He doesn’t understand the movie business, though, according to Sony chief executive Kazuo Hirai, who brushed off Loeb’s demand to spin off Sony’s Hollywood unit in a four-page letter the company made public on Tuesday morning. Sony has informed Loeb that “the Board and management team strongly believe that continuing to own 100% of the Company’s entertainment businesses is fundamental to Sony’s success,” effectively shutting down Loeb’s shareholder campaign.
Hirai particularly emphasized the fast-changing nature of the media business to politely but firmly reject Loeb’s detailed proposal:
Content, technology, and consumer and professional products are rapidly converging, not diverging, and we therefore expect the interplay between our entertainment and electronics businesses only to increase in size and form over the coming years and to help drive the growth of Sony’s electronics business.
Sony has, to date, been unable to take advantage of this convergence, as many analysts noted after the letter was circulated. “In the last 15-20 years that they’ve owned those businesses, they’ve yet to show any meaningful synergy with electronics,” Daniel Ernst, an analyst at Hudson Square Research, told Bloomberg.
For Loeb, whose Third Point fund owns about 7% of Sony and who George Clooney recently referred to as the “single least qualified person” to be making judgements about the movie business, the next step is likely to be a sale of the Sony stock he does own, if investors’ reactions on Tuesday morning are any indication—Sony’s stock fell 5.5% in trading on the Nikkei.
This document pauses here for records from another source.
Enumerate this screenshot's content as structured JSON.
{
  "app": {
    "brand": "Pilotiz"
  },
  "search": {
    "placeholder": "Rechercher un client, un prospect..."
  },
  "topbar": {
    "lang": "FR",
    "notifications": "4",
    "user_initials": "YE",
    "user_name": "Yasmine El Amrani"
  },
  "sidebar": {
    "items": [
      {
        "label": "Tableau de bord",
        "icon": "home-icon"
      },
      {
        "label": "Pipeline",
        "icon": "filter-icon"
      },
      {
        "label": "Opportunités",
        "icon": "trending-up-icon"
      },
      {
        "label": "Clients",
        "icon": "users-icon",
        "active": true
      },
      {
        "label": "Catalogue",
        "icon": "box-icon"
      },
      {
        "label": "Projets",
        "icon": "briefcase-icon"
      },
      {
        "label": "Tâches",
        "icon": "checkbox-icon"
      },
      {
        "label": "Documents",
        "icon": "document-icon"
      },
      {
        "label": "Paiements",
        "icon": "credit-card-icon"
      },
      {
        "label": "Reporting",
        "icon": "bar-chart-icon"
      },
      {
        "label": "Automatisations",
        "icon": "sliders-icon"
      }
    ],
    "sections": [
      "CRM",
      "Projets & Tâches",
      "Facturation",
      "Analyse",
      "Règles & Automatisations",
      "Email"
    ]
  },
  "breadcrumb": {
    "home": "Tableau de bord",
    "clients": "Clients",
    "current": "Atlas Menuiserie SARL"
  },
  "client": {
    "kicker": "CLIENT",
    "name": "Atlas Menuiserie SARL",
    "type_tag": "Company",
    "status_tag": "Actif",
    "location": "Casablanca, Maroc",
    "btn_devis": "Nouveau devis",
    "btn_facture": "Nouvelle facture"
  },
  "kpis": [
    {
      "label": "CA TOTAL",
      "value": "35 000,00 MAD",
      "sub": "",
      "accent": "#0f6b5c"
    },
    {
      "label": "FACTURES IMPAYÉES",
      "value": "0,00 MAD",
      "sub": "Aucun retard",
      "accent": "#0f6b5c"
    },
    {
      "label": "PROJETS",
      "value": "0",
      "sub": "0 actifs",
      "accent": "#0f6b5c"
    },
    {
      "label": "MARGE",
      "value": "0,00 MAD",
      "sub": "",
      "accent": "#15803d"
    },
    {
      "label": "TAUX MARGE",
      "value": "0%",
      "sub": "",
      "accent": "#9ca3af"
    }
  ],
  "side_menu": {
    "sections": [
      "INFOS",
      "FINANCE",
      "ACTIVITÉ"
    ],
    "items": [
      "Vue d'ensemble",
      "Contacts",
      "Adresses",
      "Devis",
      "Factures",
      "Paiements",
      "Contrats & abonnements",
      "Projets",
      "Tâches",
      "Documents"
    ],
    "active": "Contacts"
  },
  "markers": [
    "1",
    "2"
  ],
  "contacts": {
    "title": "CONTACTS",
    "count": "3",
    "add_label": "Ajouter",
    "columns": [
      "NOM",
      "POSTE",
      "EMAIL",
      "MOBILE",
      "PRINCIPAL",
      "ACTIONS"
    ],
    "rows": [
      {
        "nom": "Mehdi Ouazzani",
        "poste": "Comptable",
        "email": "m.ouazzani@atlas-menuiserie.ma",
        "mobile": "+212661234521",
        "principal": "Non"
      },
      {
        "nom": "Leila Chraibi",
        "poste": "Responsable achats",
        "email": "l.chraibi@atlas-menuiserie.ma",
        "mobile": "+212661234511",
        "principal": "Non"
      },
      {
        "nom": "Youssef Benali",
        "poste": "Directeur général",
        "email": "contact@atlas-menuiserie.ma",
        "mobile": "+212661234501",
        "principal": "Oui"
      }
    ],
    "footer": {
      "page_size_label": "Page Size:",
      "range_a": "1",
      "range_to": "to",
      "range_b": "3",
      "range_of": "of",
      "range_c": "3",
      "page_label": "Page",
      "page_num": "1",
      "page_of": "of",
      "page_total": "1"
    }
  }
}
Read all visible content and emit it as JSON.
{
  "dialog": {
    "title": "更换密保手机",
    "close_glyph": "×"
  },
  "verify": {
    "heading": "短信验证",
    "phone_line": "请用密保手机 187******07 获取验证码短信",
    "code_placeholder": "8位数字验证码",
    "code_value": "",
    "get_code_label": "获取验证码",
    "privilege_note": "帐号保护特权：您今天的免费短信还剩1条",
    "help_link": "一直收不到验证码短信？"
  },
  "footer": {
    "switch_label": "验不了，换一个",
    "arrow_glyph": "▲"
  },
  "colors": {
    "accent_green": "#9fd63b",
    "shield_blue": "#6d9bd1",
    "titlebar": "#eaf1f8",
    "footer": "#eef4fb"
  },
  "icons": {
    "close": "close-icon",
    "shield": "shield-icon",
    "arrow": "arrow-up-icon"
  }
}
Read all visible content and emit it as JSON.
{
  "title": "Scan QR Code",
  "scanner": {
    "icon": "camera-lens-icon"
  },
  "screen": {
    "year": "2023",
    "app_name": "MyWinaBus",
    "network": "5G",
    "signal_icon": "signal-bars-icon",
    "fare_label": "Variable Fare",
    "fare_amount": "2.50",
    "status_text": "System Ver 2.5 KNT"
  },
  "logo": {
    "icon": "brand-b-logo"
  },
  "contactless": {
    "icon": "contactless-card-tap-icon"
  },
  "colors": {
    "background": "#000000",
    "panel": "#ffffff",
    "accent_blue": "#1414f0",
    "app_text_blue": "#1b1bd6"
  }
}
Or, as Mr. Pink once said “I’d try to put as much distance between me and this mess as humanly possible.”